Occultism[edit]

In 1510, Heinrich Cornelius Agrippa published Book I of his De Occulta Philosophia (translated to English in 1651 as Three Books of Occult Philosophy). Chapter 23 "Of the tongue of Angels, and of their speaking amongst themselves, and with us" – he states:

We may doubt whether Angels, or Demons, since they are of pure spirits, use any vocal speech, or tongue amongst themselves, or to us; but that Paul in some place saith, If I speak with the tongue of men, or angels: but what their speech or tongue is, is much doubted by many. For many think that if they use any Idiome, it is Hebrew, because that was the first of all, and came from heaven, and was before the confusion of languages in Babylon, in which the Law was given by God the Father, and the Gospell was preached by Christ the Son, and so many Oracles were given to the Prophets by the Holy Ghost: and seeing all tongues have, and do undergo various mutations, and corruptions, this alone doth alwaies continue inviolated.

Later, in chapter 27, Agrippa mentions the Divine Language again:

But because the letters of every tongue, as we shewed in the first book, have in their number, order, and figure a Celestiall and Divine originall, I shall easily grant this calculation concerning the names of spirits to be made not only by Hebrew letters, but also by Chaldean, and Arabick, Ægyptian, Greek, Latine, and any other...
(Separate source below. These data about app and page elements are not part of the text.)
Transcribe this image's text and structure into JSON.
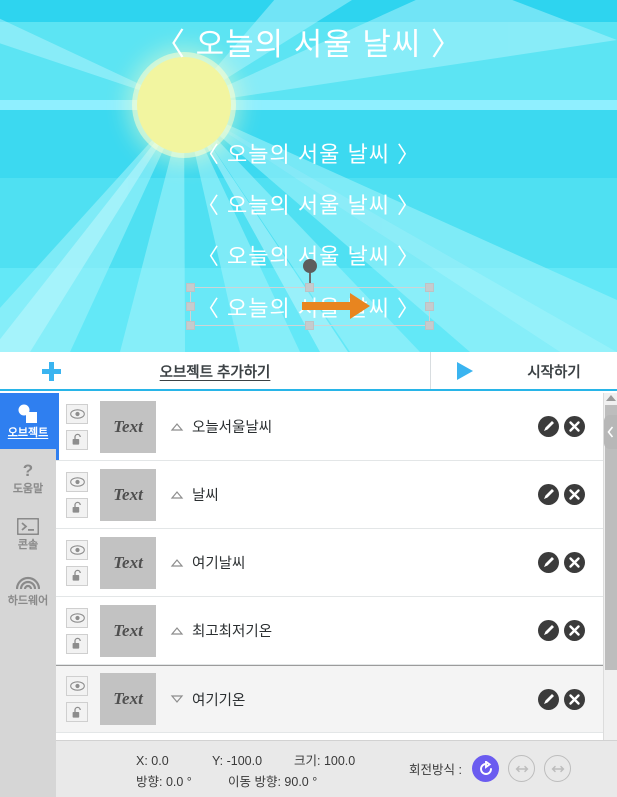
{
  "stage": {
    "title_text": "〈 오늘의 서울 날씨 〉",
    "clone_texts": [
      "〈 오늘의 서울 날씨 〉",
      "〈 오늘의 서울 날씨 〉",
      "〈 오늘의 서울 날씨 〉",
      "〈 오늘의 서울 날씨 〉"
    ],
    "sun_color": "#f2f5a0",
    "sky_color": "#45dff0",
    "direction_arrow_color": "#e8851f"
  },
  "toolbar": {
    "add_object_label": "오브젝트 추가하기",
    "start_label": "시작하기",
    "accent_color": "#3ab4f0"
  },
  "sidebar": {
    "items": [
      {
        "label": "오브젝트",
        "icon": "shapes-icon",
        "active": true
      },
      {
        "label": "도움말",
        "icon": "question-mark-icon",
        "active": false
      },
      {
        "label": "콘솔",
        "icon": "terminal-icon",
        "active": false
      },
      {
        "label": "하드웨어",
        "icon": "wifi-signal-icon",
        "active": false
      }
    ],
    "active_color": "#2f7ff0"
  },
  "object_list": {
    "thumbnail_label": "Text",
    "rows": [
      {
        "name": "오늘서울날씨",
        "expand": "collapsed-up",
        "selected": false
      },
      {
        "name": "날씨",
        "expand": "collapsed-up",
        "selected": false
      },
      {
        "name": "여기날씨",
        "expand": "collapsed-up",
        "selected": false
      },
      {
        "name": "최고최저기온",
        "expand": "collapsed-up",
        "selected": false
      },
      {
        "name": "여기기온",
        "expand": "expanded-down",
        "selected": true
      }
    ]
  },
  "status_bar": {
    "x_label": "X: 0.0",
    "y_label": "Y: -100.0",
    "size_label": "크기: 100.0",
    "direction_label": "방향: 0.0 °",
    "move_direction_label": "이동 방향: 90.0 °",
    "rotation_mode_label": "회전방식 :",
    "rotation_modes": [
      {
        "name": "free-rotation",
        "selected": true
      },
      {
        "name": "horizontal-flip-rotation",
        "selected": false
      },
      {
        "name": "fixed-rotation",
        "selected": false
      }
    ],
    "active_color": "#6b5cf0"
  }
}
In the late 16th century, the Elizabethan mathematician and scholar John Dee and the medium and alchemist Edward Kelley (both of whom were familiar with Agrippa's writings) claimed that during scrying sessions, a "Celestial Speech" was received directly from Angels. They recorded large portions of the language in their journals (published today as "The Five Books of the Mysteries" and "A True and Faithful Relation..."), along with a complete text in the language called the "Book of Loagaeth" (or "Speech From God"). Dee's language, called "Angelical" in his journals, often known today by the misnomer "Enochian", follows the basic Judeo-Christian mythology about the Divine Language. According to "A True and Faithful Relation..." Angelical was supposed to have been the language God used to create the world, and then used by Adam to speak with God and Angels and to name all things in existence. He then lost the language upon his Fall from Paradise, and constructed a form of proto-Hebrew based upon his vague memory of Angelical. This proto-Hebrew, then, was the universal human language until the time of the Confusion of Tongues at the Tower of Babel. After this, all the various human languages were developed, including an even more modified Hebrew (which we know as "Biblical Hebrew"). From the time of Adam to the time of Dee and Kelley, Angelical was hidden from humans with the single exception of the patriarch Enoch – who recorded the "Book of Loagaeth" for humanity, but the book was lost in the Deluge of Noah.

George William Russell in The Candle of Vision (1918) argued that (p. 120) "The mind of man is made in the image of Deity, and the elements of speech are related to the powers in his mind and through it to the being of the Oversoul. These true roots of language are few, alphabet and roots being identical."

See also[edit]

References[edit]

  1. ^ Pettifer, James (2012-05-03). The Greeks: The Land and People Since the War. Penguin UK. p. 193. ISBN 978-0-241-96321-0.
  2. ^ Winkler, Dietmar W. (2018-12-12), "The Syriac Church Denominations", The Syriac World, New York: Routledge, pp. 119–133, doi:10.4324/9781315708195-8, ISBN 978-1-315-70819-5, S2CID 186605055, retrieved 2022-03-11
  3. ^ Andreopoulos, Andreas (2005). Metamorphosis: The Transfiguration in Byzantine Theology and Iconography. St Vladimir's Seminary Press. ISBN 978-0-88141-295-6.
  4. ^ Brock, Rita Nakashima (2008). Saving paradise : how Christianity traded love of this world for crucifixion and empire. Rebecca Ann Parker. Boston: Beacon Press. ISBN 978-0-8070-9763-2. OCLC 506071107.

Further reading[edit]